Paramount Home Video
Cast: Mark Wahlberg, Tyrese Gibson, Andre Benjamin, Garrett Hedlund, Terrence Howard, Fionnula Flanagan
Extras: Audio Commentary, Featurettes, Deleted Scenes, Theatrical Trailer, Previews
John Singleton blends blaxploitation and his love of the spaghetti western theme to produce an original spin on the typical revenge plotted story with his latest film "Four Brothers". Set in Detroit's mostly blue collar neighborhoods, four adopted brothers; Bobby Mercer (Mark Wahlberg), Angel (Tyrese Gibson), Jeremiah (Andre Benjamin) and the youngest brother of the group Jack (Garrett Hedlund) return home to grieve and then avenge their adoptive mother Evelyn's (Fionnula Flanagan) death.
Soon after the funeral, questions arise as to why a saintly individual such as Evelyn would be gunned down in a convenience store for such a minimal amount of money? Then the plot thickens as we discover that her death was by no means a simple random act of violence. Involving corrupt higher ranking city officials, dirty cops and a local criminal kingpin, the "Four Brothers", with the mean streets of Detroit as their backdrop, turn their anger and sadness into a violence fuelled vendetta against all involved in Evelyn's untimely death.
Clever style and mood blend to make this mostly character-driven story as tightly woven as possible, even though the film treads a rather thin line that may cause you to question the direction and believability of some scenes. For the most part, "Four Brothers" is all about the main characters; I mean the film is called "Four Brothers" so one would expect a story about the complexities of relationships and interactions between the group, and director John Singleton delivers just that. There is also no denying that you will witness one of the more stylish and memorable gun battles in recent memory, thanks to the care given to the sequence under Singleton's direction and precise execution from cinematographer Peter Menzies Jr.
Paramount Home Entertainment honors "Four Bothers" with a dazzling reference-quality transfer that is sheer enjoyment to view. The anamorphic widescreen presentation offers tremendous color saturation that produces true and natural flesh tones, while the rest of the image displays a terrific bluish tone that works well for the overall mood of the story's wintry settings. With an intentionally suppressed color pallet and black level, the transfer still provides rich and deep detail that is evident throughout the films entire exhibition. I never noticed any issues with compression or overall quality of the print used for the presentation, just a razor-sharp image that is sure to please.

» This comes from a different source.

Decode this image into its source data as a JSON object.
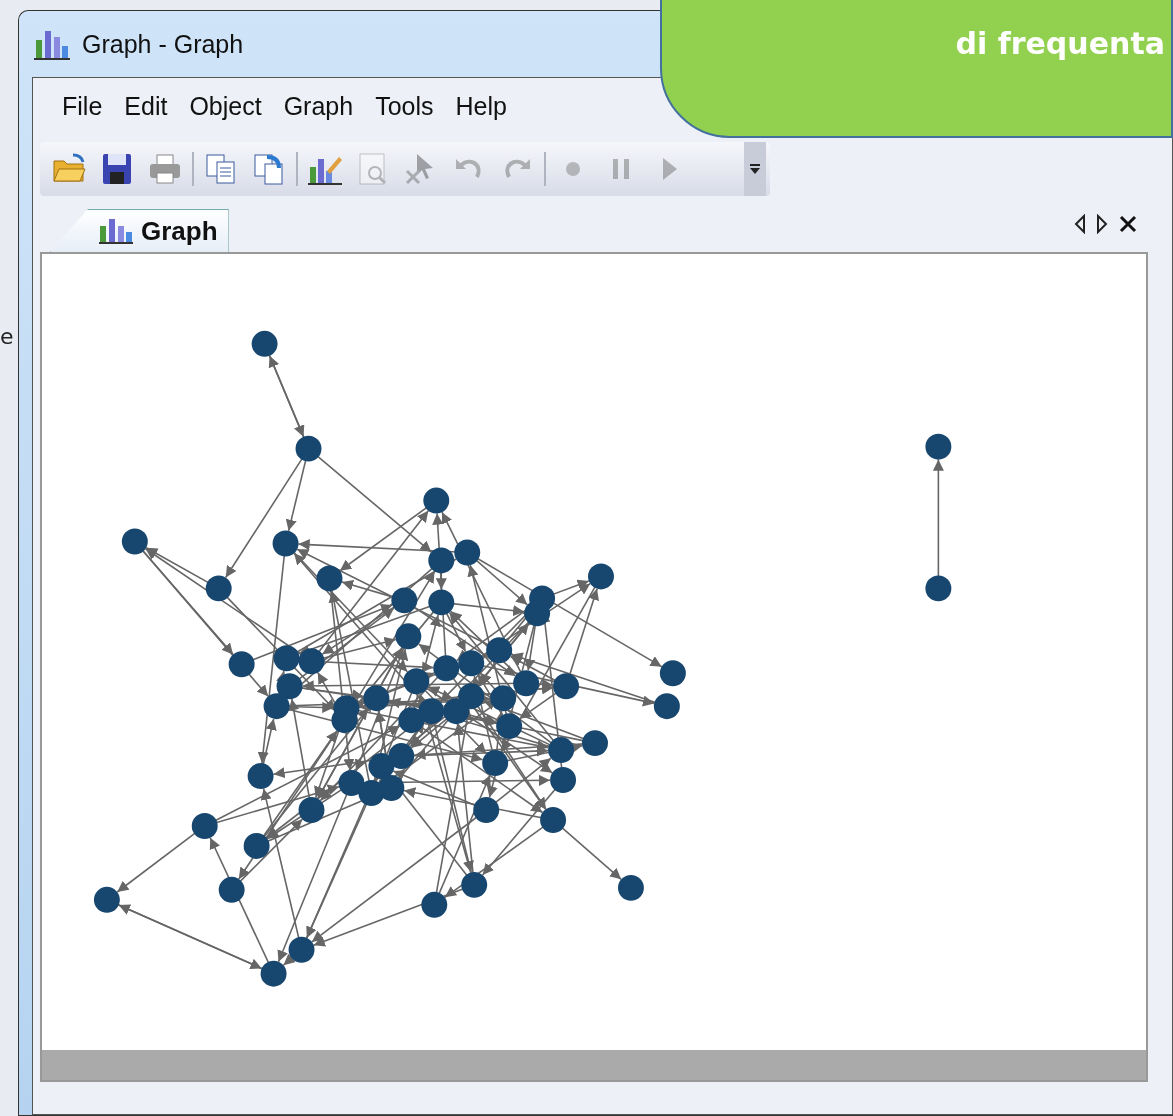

The Dolby Digital 5.1 soundtrack is also top-notch. Producing a well balanced soundstage with good use of all available channels and nicely placed bass to enhance the appropriate points within its presentation. Vocal tracks are mixed to provide a good natural reproduction in the delivery of all characters dialogue. This soundtrack pairs with the terrific visual presentation to a tee.
Paramount Home Entertainment has added some well complimenting special features to their release of "Four Brothers", beginning with a feature-length audio commentary from director John Singleton. Singleton is one of those filmmakers that make it well worth your time to hear his points and opinions as he discusses his latest work, turning the track into a definite must if you enjoyed the presentation of the film.

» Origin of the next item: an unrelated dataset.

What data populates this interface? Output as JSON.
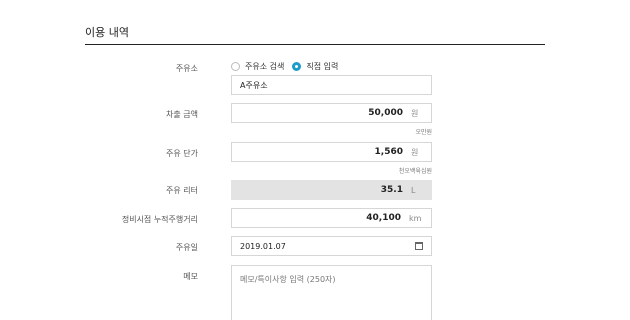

There is also the inclusion of four separate behind-the-scenes featurettes beginning with "The Look of Four Brothers" that delves into how the filmmakers created the "look" of Detroit, even though the film was shot in the cities of Toronto and Hamilton, Ontario. "Crafting Four Brothers" focuses on the writing styles used in the films theme, with input from writers; David Elliot and Paul Lovett. "Behind the Brotherhood" offers director John Singleton's views about the close relationships between the four main characters in the story and how he chose to keep the main focus on his characters relations and interactions providing a good balanced character driven story. "Mercer House Shootout" is a featurette dedicated to the visual effects utilized in the set-up and execution of the main gun battle featured in the film.
A nice addition of five deleted scenes, with a total running time of just over eleven minutes, a theatrical trailer and selected previews complete the added materials section.
If you're in the mood for a good revenge inspired story, featuring a great performance from the always entertaining hard-ass presence of Mark Whalberg, I can easily recommend you giving "Four Brothers" a spin!